Activity — Every line of the material below should be repeated exactly.
※ ※ ※
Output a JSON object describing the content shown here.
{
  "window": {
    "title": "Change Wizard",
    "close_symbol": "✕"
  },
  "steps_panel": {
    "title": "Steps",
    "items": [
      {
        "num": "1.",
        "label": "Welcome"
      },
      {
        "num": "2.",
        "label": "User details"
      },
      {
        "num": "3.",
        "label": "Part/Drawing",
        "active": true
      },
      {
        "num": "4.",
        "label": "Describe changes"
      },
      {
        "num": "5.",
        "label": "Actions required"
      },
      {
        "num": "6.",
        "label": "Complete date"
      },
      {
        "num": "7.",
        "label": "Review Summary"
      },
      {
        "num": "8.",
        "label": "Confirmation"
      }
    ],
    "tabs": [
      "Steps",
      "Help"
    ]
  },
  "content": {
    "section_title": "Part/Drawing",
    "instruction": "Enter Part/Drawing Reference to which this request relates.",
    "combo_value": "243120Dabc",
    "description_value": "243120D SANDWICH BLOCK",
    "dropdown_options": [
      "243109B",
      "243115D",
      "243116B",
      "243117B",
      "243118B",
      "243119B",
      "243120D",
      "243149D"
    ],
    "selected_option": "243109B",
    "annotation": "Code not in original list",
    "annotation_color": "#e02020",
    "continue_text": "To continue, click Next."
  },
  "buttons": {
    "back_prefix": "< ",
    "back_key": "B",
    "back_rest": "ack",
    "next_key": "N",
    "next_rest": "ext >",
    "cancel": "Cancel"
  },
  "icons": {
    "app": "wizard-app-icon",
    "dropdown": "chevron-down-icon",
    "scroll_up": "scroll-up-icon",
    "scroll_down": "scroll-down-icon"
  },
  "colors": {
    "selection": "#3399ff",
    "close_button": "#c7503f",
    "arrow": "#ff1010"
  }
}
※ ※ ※
Result —
Output a JSON object describing the content shown here.
{
  "window": {
    "title": "Change Wizard",
    "close_symbol": "✕"
  },
  "steps_panel": {
    "title": "Steps",
    "items": [
      {
        "num": "1.",
        "label": "Welcome"
      },
      {
        "num": "2.",
        "label": "User details"
      },
      {
        "num": "3.",
        "label": "Part/Drawing",
        "active": true
      },
      {
        "num": "4.",
        "label": "Describe changes"
      },
      {
        "num": "5.",
        "label": "Actions required"
      },
      {
        "num": "6.",
        "label": "Complete date"
      },
      {
        "num": "7.",
        "label": "Review Summary"
      },
      {
        "num": "8.",
        "label": "Confirmation"
      }
    ],
    "tabs": [
      "Steps",
      "Help"
    ]
  },
  "content": {
    "section_title": "Part/Drawing",
    "instruction": "Enter Part/Drawing Reference to which this request relates.",
    "combo_value": "243120Dabc",
    "description_value": "243120D SANDWICH BLOCK",
    "dropdown_options": [
      "243109B",
      "243115D",
      "243116B",
      "243117B",
      "243118B",
      "243119B",
      "243120D",
      "243149D"
    ],
    "selected_option": "243109B",
    "annotation": "Code not in original list",
    "annotation_color": "#e02020",
    "continue_text": "To continue, click Next."
  },
  "buttons": {
    "back_prefix": "< ",
    "back_key": "B",
    "back_rest": "ack",
    "next_key": "N",
    "next_rest": "ext >",
    "cancel": "Cancel"
  },
  "icons": {
    "app": "wizard-app-icon",
    "dropdown": "chevron-down-icon",
    "scroll_up": "scroll-up-icon",
    "scroll_down": "scroll-down-icon"
  },
  "colors": {
    "selection": "#3399ff",
    "close_button": "#c7503f",
    "arrow": "#ff1010"
  }
}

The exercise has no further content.